PERALTA: The middle class disappeared, and everyone became poor. No one, he says, can live off their salary. And suddenly, Evans says, Venezuela has become united. He, like many others, he says, is no longer a Chavista.

EDGAR EMILIO BERNAL: (Foreign language spoken).

PERALTA: But in the town of Teques (ph), about 45 minutes from the capital, Caracas, I do find some die-hard Chavistas.

BERNAL: (Foreign language spoken).

PERALTA: Edgar Emilio Bernal (ph) is 70, and he shows me all the socialist party IDs he's held over the years.
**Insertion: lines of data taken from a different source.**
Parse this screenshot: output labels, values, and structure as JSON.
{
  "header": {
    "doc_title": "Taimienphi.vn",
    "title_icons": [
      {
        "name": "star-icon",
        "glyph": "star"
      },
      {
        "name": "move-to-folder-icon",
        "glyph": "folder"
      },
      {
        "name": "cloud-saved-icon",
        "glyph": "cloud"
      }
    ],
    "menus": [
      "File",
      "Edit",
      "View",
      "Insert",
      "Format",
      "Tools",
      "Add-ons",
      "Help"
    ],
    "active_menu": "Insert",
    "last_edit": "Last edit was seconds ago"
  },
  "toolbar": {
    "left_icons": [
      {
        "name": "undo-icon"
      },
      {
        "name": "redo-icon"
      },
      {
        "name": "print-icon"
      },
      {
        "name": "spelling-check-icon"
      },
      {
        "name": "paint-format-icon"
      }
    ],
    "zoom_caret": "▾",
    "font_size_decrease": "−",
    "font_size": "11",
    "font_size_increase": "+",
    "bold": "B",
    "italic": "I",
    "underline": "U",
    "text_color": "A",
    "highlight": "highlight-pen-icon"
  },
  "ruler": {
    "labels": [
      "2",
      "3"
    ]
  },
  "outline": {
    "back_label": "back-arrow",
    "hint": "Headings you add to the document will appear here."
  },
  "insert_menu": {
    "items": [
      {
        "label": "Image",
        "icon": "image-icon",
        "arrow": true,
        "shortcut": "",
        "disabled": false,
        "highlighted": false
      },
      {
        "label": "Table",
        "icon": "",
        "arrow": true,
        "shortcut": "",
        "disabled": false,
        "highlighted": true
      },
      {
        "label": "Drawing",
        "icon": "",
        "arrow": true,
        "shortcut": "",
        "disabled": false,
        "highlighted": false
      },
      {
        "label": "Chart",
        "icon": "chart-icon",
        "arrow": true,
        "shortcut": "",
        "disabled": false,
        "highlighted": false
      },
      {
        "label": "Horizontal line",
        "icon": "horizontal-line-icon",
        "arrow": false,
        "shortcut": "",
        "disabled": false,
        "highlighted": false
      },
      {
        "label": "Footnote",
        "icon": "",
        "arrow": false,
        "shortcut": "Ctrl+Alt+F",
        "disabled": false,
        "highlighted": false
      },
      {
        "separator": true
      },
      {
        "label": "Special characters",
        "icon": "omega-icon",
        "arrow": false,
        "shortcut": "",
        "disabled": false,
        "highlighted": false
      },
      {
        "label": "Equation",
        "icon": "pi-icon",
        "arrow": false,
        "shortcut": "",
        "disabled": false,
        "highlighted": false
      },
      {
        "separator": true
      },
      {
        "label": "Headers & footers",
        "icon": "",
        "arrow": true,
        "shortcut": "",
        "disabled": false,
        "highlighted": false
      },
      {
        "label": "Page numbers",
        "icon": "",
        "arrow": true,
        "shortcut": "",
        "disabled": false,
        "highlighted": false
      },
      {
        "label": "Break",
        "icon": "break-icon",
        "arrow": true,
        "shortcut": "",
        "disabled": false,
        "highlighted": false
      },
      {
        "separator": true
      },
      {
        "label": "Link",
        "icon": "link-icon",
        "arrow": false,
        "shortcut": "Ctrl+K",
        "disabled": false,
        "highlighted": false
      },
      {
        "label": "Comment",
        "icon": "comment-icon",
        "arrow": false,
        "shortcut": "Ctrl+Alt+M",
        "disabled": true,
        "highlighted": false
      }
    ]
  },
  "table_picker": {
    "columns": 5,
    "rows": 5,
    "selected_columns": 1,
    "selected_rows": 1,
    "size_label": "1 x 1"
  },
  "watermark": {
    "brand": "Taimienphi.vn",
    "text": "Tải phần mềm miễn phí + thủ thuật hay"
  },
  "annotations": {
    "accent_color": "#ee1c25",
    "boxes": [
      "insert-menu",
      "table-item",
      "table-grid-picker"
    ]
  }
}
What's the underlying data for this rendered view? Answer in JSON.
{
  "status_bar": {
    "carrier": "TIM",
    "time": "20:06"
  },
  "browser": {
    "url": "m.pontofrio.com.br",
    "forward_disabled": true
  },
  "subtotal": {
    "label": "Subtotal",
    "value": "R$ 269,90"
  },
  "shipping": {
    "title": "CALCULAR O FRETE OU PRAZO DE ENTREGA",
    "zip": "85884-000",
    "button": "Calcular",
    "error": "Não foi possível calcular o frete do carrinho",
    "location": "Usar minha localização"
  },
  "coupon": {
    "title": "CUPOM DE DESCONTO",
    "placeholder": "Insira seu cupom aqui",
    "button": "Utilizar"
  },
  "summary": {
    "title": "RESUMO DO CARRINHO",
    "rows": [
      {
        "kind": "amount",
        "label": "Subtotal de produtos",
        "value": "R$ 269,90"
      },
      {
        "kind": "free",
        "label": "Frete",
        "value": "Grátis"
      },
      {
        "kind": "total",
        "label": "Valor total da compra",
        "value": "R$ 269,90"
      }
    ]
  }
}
PERALTA: Before Chavez came around, politicians wouldn't even spit at the people in this poor hilltop neighborhood, he says. After Chavez, they got a box full of food every month. And just two days ago, he says the government handed them a special $6 bonus.

BERNAL: (Foreign language spoken).

PERALTA: If the revolution comes to an end, he says, so will that help. Bernal says his kids went to school because of the socialist revolution. He's thankful. And if the U.S. conspires to try to topple this government, he says he's happy to pick up a rifle.

BERNAL: (Foreign language spoken).

PERALTA: Chavismo is not dead, he says.

But as I move across the neighborhood, there is a mural of Chavez that has been painted over with the word, bandit. I meet Agismara (ph), who only gives me her first name to talk about politics. At first, she says she supports President Maduro, but then we start talking about how hard it is to feed a family on a teacher's salary.

AGISMARA: (Foreign language spoken).

PERALTA: It's hard, and she's gotten very creative. She winces as she tells me that her only boy is about to leave to Colombia to look for a better place to live. I ask her, then why do you support the government?

AGISMARA: (Whispering in foreign language).

PERALTA: She whispers that her landlord is a Chavista, and if she talks against the government, she'll get kicked out. But she tells me what she really wants is for the government to go. She's done. Eyder Peralta, NPR News, Caracas. Transcript provided by NPR, Copyright NPR.

Eyder Peralta is NPR's East Africa correspondent based in Nairobi, Kenya.